Director of Census 2016, Sue Taylor, says there are a number of reasons why we have seen an increase. 

"One of the thingd we've looked at is the increase of the identification of Aboriginal and Torres Strait Islander people and that's well documented now, that's happened in a number of censuses," she said. 

"We also think we're getting better at engaging with Aboriginal and Torres Strait Islander people and enumerated them across Australia and allowing themselves to be enumerated too, so it is a mixture of a few things." 

NSW home to most Indigenous peoples 

The data reveals that while the Northern Territory has the highest proportion of Indigenous Peoples, New South Wales is home to the highest number, with more than 216,000 people of Aboriginal and Torres Strait Islander origin. 

In 2016, over 60 per cent of Indigenous peoples lived in New South Wales and Queensland. 

Over a third of Aboriginal and Torres Strait Islander people live in capital cities, with Sydney and Brisbane with the highest populations. 

Youngest Australians 

First Australians are also one of the youngest populations in the nation, with a median age of 23 years in 2016. This is substantially younger than the median age for non-Indigenous Australians, who had a median age of 38 years in 2016. 

However, the median age for Aboriginal and Torres Strait Islander people has been on the rise. In 1996, the median age was 20, this increased to 21 in 2011, and increased again to 23 years five years later in 2016. 

Aboriginal and Torres Strait Islander people continue to have a younger profile than the non-Indigenous population. In 2016, more than half (53%) of Indigenous Australians were aged under 25 years, for non-Indigenous Australians almost in three (31%) were aged under 25. 

Aboriginal and Torres Strait Islander peoples also live a proportionally shorter life than non-Indigenous Australians. The proportion of Indigenous Australians aged 65 years and over was considerably smaller than for non-Indigenous people - 4.8% compared to 16%. 

Language 

One in ten Aboriginal and Torres Strait Islander people reported speaking an Australian Indigenous language at home in the 2016 Census. A total of 150 Australian Indigenous languages were spoken in homes in 2016, reflecting the linguistic diversity of Australia’s Aboriginal and Torres Strait Islander population.

Income 

Aboriginal and Torres Strait Islander peoples are now earning more since the last Census in 2011, with the median weekly household income increased to $1,203 from $991. 

Education 
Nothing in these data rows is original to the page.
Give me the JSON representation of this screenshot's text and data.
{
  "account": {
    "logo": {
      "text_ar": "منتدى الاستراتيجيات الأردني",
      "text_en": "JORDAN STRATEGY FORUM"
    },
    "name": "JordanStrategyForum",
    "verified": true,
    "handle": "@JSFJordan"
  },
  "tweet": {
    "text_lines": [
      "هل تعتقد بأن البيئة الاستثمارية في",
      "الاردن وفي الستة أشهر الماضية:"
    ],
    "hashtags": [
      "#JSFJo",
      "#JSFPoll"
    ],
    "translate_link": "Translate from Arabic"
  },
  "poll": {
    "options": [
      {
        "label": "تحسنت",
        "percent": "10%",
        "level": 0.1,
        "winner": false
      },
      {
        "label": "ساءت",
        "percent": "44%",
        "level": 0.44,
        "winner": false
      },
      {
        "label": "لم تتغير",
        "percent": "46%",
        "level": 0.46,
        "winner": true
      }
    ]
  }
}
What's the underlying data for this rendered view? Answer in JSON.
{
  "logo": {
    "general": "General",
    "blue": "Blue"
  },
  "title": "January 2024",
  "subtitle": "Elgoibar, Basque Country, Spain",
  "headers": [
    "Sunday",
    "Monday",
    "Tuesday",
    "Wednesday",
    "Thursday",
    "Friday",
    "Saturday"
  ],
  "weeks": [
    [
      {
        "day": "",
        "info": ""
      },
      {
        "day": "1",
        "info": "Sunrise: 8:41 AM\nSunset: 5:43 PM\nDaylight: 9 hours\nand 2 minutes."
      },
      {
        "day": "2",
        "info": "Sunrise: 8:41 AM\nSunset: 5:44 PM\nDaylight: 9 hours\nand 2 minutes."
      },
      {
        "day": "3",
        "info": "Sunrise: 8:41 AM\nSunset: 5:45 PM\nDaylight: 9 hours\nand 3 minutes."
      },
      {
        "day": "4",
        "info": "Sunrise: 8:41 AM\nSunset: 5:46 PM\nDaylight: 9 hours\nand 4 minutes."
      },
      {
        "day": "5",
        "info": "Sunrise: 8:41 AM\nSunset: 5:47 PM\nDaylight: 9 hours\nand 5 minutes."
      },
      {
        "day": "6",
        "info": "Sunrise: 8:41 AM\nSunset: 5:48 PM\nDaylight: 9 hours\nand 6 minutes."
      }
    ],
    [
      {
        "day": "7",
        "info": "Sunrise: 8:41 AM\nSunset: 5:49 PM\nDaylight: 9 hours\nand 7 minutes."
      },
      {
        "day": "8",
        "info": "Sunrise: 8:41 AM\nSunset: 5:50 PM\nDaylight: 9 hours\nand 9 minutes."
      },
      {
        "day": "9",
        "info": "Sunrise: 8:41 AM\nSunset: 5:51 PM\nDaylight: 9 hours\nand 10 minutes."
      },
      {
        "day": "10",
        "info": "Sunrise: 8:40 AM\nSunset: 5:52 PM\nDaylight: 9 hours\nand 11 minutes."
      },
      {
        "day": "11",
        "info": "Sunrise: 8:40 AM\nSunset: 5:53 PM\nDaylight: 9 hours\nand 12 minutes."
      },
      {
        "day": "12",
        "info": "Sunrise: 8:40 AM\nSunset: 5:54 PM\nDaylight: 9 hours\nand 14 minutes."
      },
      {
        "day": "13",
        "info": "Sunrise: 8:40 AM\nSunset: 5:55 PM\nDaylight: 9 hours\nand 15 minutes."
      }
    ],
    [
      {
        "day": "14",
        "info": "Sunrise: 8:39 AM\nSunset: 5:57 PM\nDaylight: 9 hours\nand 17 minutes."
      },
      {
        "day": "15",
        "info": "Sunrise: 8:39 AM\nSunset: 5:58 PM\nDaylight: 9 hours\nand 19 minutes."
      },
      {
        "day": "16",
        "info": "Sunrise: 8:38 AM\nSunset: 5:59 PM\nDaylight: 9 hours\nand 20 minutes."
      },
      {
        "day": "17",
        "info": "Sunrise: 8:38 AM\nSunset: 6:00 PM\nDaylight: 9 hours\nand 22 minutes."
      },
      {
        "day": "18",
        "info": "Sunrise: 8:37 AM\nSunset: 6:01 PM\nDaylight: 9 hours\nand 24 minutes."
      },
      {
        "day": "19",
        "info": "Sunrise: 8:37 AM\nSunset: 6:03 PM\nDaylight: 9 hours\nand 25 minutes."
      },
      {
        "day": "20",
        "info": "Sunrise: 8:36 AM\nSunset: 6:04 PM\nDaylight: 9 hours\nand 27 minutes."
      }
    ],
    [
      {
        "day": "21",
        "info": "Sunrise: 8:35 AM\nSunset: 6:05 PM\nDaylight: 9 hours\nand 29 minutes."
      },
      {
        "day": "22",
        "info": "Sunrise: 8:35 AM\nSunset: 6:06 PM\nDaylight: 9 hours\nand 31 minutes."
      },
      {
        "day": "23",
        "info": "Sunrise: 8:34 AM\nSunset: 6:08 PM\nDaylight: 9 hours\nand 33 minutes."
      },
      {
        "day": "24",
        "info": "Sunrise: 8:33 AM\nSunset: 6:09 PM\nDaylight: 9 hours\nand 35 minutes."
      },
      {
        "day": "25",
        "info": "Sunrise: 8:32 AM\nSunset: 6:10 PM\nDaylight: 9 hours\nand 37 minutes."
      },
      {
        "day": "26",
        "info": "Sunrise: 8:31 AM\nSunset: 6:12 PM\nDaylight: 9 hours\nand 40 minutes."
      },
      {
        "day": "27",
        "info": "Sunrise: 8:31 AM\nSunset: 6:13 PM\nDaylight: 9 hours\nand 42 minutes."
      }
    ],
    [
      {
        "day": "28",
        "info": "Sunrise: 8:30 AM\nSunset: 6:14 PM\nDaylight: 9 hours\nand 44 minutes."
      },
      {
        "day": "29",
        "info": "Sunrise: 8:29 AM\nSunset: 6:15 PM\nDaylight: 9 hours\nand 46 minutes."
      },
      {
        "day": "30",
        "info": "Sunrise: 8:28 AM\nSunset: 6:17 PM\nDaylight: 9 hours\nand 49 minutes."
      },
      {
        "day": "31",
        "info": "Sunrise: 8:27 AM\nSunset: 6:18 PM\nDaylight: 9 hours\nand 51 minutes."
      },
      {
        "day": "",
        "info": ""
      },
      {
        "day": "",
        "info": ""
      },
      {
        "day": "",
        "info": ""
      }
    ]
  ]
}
More Indigenous students are completing Year 12 or its equivalent. Aboriginal and Torres Strait Islander people aged 20 to 24 years finished Year 12 has increased by more than a third in the past five years from 37 per cent to 47 per cent. 

Australian Statistician David W. Kalisch said Census data is high quality, thanks to the participation of Australians.

“The Independent Assurance Panel I established to provide extra assurance and transparency of Census data quality concluded that the 2016 Census data can be used with confidence,” Mr Kalisch said.

“The 2016 Census had a response rate of 95.1 per cent and a net undercount of 1.0 per cent. This is a quality result, comparable to both previous Australian Censuses and Censuses in other countries, such as New Zealand, Canada, and the United Kingdom." 

- With ABS